What is addiction and how do we overcome it?
Emanuel Swedenborg believed that a state of addiction is a natural consequence of humanity’s tendency to be self-centered. Addiction goes beyond substance abuse disorders as it can apply to almost anything. We can yearn for many things in life, although some things are more socially acceptable than others. Swedenborg believed that we are generally all addicted to gratifying our egos and identifying with our bodies in various ways, which is why we put others down or live in fear of death, which draws us away from a present engagement with love and unity. Addictions are all harmful to us–even if some are more obviously harmful than others–because they actively remove us from our awareness of God’s life and love within and around us.
Thankfully, Swedenborg pointed to a root cause of addictions beyond the physical/mental. He said that our addictions stem from our false belief that we are separate from God and from the universe. This may seem to be all-too-simple, but to change this false belief we must give up our separate and limited ideas of ourselves. Our identification with our mind’s yearnings, impulses, imagination, and inner ramblings keeps us away from realizing our true, loving nature and sense of peace. While this may sound intimidating, it actually means uncovering and accepting our true angelic self in unity with God.
Addictions can be a terrible burden, especially when they are substance abuse addictions or addictions to things that harm ourselves or others. Often, we need additional help supporting us through these burdens such as counseling, support groups, and rehabilitation. We should leverage these helpers as much as possible! Further, Swedenborg believed that spiritual practice and deepening our understanding of ourselves and God can also help transform our minds from delusions and addictions to truly free states. One practice that I employ to transform my mind is watching my sense of self throughout the day, whether it is a limited sense of self or something deeper. Checking in with my thoughts and actions regularly helps me notice changes in my sense of “I am”–whether it is a more constricted, imaginary, and personal (false) idea of myself, or a more universal, natural, and expansive (truer) awareness. This helps to further reveal the indescribable light and warmth of consciousness itself, naturally dispelling delusions.
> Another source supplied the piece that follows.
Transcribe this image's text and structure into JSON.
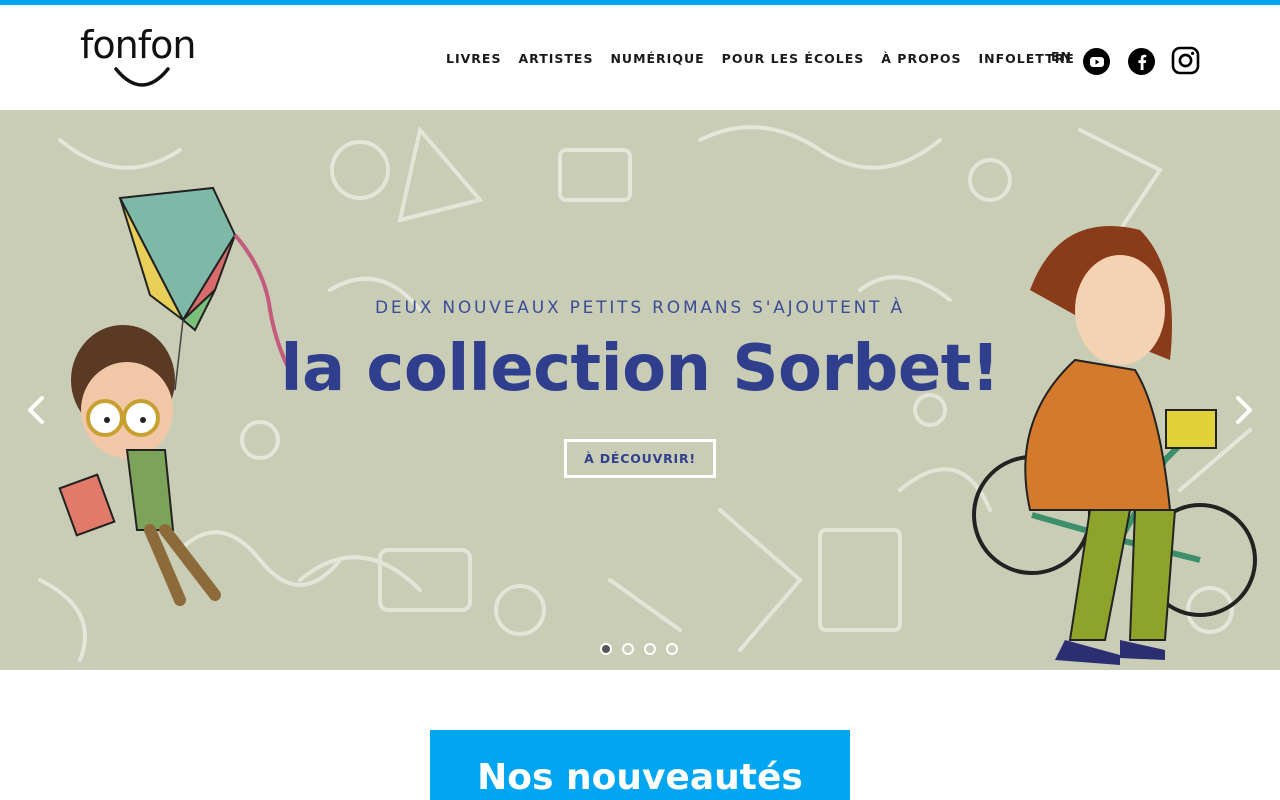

To get help with addiction please find resources at www.help.org or through a local addiction hotline.
Meet Rev. Cory Coberforward
Rev. Cory works with the our online community, Spiritual Sunshine, and the Church of the Good Shepherd in Canada. He loves playing music, exploring spiritual topics, being spontaneous, and connecting with others.
More information: https://swedenborgiancommunity.org/blog